Kid: "Oh, so like, what do you do?"
Me: I work with computers. I'm a systems integration expert.
Kid: "What does IBM do?"
Me: You're messing with me, right? You've never heard of IBM?
Kid: "No sir."
Me: We're the largest technology company in the world. We make computers, do technology consulting and we have over 350,000 employees worldwide.
Me: Yes, really.
Kid: I've never seen an.. uh.. IBM computer before. I thought Apple or Dell was the biggest computer company.
Me: Not even close. Hewlett-Packard is getting there though.
Kid: Hewlett who?
Me: How old are you, kid?
I was so dumbfounded by my experience that I shared the story with one of my other industry colleagues, who writes for another publication.
Andy: I'm not surprised man.
Me: How many freaking commercials do we have?
Andy: Yeah, fine, the green commercials are cute, but a kid his age knows products.
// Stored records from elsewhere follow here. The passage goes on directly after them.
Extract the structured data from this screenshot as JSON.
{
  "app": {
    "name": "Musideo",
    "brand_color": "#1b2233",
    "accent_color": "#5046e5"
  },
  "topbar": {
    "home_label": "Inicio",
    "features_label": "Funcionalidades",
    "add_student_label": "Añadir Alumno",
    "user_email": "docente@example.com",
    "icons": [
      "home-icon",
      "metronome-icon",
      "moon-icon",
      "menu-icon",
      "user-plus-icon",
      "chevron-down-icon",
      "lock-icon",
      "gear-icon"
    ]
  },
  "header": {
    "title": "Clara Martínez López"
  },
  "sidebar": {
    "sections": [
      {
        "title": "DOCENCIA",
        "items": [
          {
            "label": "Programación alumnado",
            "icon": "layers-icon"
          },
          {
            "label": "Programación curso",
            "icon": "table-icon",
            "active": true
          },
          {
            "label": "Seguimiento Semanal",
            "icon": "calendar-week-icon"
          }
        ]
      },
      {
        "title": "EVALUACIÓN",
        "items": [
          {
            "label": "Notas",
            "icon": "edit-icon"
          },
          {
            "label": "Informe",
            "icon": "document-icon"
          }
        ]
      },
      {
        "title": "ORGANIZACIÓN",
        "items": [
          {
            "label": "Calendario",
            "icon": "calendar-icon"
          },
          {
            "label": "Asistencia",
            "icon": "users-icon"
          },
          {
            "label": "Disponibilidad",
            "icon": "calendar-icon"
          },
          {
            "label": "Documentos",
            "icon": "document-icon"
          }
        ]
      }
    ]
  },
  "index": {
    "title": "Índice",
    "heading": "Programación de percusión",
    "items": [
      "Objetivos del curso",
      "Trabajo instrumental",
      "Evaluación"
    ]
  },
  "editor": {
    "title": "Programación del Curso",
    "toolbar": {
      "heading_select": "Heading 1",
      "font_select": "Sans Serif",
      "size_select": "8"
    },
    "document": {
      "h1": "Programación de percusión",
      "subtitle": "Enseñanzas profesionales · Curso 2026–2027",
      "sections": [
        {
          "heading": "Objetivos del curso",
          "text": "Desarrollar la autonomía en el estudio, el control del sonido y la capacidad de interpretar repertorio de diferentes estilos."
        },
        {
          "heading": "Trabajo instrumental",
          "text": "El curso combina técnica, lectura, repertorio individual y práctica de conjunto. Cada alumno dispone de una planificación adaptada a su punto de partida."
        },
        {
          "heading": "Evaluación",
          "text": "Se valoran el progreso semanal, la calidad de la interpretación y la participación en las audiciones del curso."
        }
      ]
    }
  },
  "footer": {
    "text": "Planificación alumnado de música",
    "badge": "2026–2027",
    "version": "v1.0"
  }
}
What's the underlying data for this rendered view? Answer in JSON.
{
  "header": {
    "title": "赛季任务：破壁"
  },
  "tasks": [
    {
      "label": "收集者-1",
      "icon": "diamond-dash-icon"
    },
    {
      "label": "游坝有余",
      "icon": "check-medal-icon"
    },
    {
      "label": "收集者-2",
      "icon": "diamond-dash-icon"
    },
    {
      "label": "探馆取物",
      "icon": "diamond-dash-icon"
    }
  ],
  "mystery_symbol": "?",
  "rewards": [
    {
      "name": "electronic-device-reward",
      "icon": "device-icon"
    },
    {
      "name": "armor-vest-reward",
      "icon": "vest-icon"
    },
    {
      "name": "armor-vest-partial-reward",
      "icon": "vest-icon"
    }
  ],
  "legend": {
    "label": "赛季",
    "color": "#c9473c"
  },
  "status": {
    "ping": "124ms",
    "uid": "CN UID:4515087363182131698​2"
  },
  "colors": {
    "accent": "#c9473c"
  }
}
He probably owns an iPod and an Xbox, so he knows who Apple and Microsoft is.
Me: We're the second most recognizable brand behind Coca-Cola. Don't they teach these kids anything?
Andy: Because people drink Cokes. When IBM sold it's PC division to Lenovo, things changed. IBM has no consumer products anymore.
Now, of course, it got me thinking, are kids really that stupid today? Are they so self-absorbed into video games and consumer technology that they have no idea who IBM is? I mean sure, I could understand not knowing who AIG, Wachovia, Merrill Lynch or Lehman Brothers is. Maybe the Social Studies teacher would have to spend an entire lesson on that one. But IBM? Come on!
Growing up in the 1970's, even before IBM created the PC, I knew who IBM was. When I was eight or nine years old and my interest was piqued in computers, probably after watching a Star Trek episode or an old Sci-Fi movie .... perhaps even 2001: A Space Odyssey ... I must have asked somebody... my grandfather, my parents, somebody, "Who makes computers?". And the answer, of course, naturally was IBM.
Heck, back in 1975 or 1977 or so, I knew you couldn't own a computer, big companies used them, but IBM made them. And as far as I knew, nobody else made computers until someone told me that Sperry Rand also made them, and that's because there was a big Sperry office near my house and my father pointed it out to me. I didn't even know HP or Sun made computers until I was in high school (1980s) and had summer jobs with medium sized businesses who had them, along with DECs and Altos machines.
So do you have to make something consumable to even be part of the zeitgeist of today's generation? For Generation X and earlier, you obviously didn't have to. But the question begs, does IBM need to reach out to kids in order to maintain its brand going into future decades? Does it need a highly visible consumer product? Talk Back and let me know.
Disclaimer: The postings and opinions on this blog are my own and don’t necessarily represent IBM’s positions, strategies or opinions.